Thomas Keating says that God’s presence is a gift, closer to us than breathing, than thinking, and even closer than consciousness itself. You don’t need a silent church pew or a remote holy isle to access it. God’s presence, love and grace, are already there waiting to greet you wherever you are. Pausing to notice your breath can be a great tool to remember this–you always have your breath with you.
Today’s post is by Savannah Kate Coffey.
Happiness may be one of the most misunderstood and maligned virtues of our time.
Happiness is, on one hand, exalted as the supreme goal of existence. There is great pressure to be happy. If you are not happy, your life is not worth living and you must be doing something wrong. Shopping, traveling, and self-help are popular solutions to this problem. There are many paths to happiness and though every path is not right for every person there is certainly one for you and you should keep searching until you find it. If you find yourself still unhappy after about– oh, say, 50 years, or maybe just 50 minutes, you probably need professional help. Of course, sex, drugs, and rock and roll are always available to you. Whichever path you choose, your happiness depends on you, is fully within your control, and it is your responsibility to procure it.
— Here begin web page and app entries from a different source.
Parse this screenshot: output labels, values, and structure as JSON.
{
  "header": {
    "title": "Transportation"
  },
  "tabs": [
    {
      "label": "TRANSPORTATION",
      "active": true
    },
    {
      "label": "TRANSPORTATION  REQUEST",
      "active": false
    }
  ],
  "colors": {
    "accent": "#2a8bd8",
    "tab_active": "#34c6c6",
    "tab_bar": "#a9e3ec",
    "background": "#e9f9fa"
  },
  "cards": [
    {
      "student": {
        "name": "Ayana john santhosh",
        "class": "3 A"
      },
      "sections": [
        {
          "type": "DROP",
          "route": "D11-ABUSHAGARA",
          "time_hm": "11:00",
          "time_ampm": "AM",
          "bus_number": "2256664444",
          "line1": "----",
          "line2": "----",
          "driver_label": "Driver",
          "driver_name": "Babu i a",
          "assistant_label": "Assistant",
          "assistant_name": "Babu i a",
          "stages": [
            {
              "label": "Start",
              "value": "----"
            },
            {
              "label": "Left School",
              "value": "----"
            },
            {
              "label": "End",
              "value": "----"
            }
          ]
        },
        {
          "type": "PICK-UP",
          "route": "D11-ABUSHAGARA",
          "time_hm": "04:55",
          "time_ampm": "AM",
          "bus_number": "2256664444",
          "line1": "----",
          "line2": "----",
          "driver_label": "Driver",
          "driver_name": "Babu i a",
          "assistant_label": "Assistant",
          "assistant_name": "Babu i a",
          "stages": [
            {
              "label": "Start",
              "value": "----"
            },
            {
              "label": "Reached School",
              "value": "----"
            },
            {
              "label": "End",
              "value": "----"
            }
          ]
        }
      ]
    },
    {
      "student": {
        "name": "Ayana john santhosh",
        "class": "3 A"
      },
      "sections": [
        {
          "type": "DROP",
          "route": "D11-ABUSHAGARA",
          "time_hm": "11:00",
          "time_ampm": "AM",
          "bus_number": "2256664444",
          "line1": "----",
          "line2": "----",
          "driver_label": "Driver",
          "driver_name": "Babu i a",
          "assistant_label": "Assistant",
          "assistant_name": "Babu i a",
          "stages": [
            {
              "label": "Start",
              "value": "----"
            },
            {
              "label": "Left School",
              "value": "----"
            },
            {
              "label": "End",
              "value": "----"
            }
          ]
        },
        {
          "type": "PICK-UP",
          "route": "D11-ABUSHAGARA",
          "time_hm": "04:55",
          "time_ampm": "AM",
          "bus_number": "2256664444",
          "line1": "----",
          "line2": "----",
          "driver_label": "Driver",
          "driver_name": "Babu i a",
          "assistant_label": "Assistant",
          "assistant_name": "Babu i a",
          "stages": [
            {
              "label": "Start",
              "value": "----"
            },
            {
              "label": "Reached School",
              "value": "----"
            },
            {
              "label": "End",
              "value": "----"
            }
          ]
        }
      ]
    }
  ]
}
On the other hand, our churches rarely have much to say about happiness because happiness completely misses the point. Life is about faithfulness, maturity, service, and perhaps “joy” (the more respectable cousin of happiness). Happiness is simply a fleeting distraction that holds no lasting value. Life is a test requiring great perseverance. God certainly isn’t interested in our happiness because God is much too serious for that. God wants us to grow up and if we aren’t happy, well, so be it. We are at least wise, mature, and orthodox. We have inherited our Puritan ancestors’ fear that if we encourage happiness we tacitly promote the licentious sex, drugs, and rock and roll mentioned earlier.
The pendulum swings back and forth causing so much confusion that even a sweet, Southern girl may resort to swearing in sheer frustration. Both perspectives are distortions of something inherently good. As distortions they are unlivable. Happiness is either pie in the sky, always just out of reach, or it is the dangerous enemy of mature faith, and as such, is illegitimate. We live either as slaves to the seduction of happiness, or as martyrs in the rejection of it.
What would a livable and faithful pursuit of happiness look like?
Today’s post is by Bryan Berghoef
There is never a dull moment at our house. My wife and I have four children—amid the flurry of homework assignments, birthday parties, sibling spats, and dinnertime squabbles—there’s a lot of constant noise and movement.
One of the delightful things about having young children is their unbridled enthusiasm and overwhelming energy. They are fully present, without a sense that there is anything else to be. They are fully in the moment. This is a gift of being a child, not being weighed down by thoughts of the future, or by a sense of responsibility, or worry. They are right here, right now.
The downside is that everything is so important, and when something doesn’t go their way, right now, it’s reason for complaining, crying, sometimes even—panic. Spilling milk really is something to cry over. A favorite toy breaking feels like the apocalypse. Even as I write this there is fighting in the sandbox. (Don’t worry – we have plenty of moments of calm and laughter as well in our household!)
I long as a parent to be able to maintain an inner calm amid all this outer chaos and confusion. I find that I very seldom am able to cultivate that on the spot. It is something I need to consciously develop in other moments, so that when the chaos comes, I have a reserve of calm from which to draw. It might be a daily time of prayer and silence, a quiet walk outside, Scripture reading, or some other practice.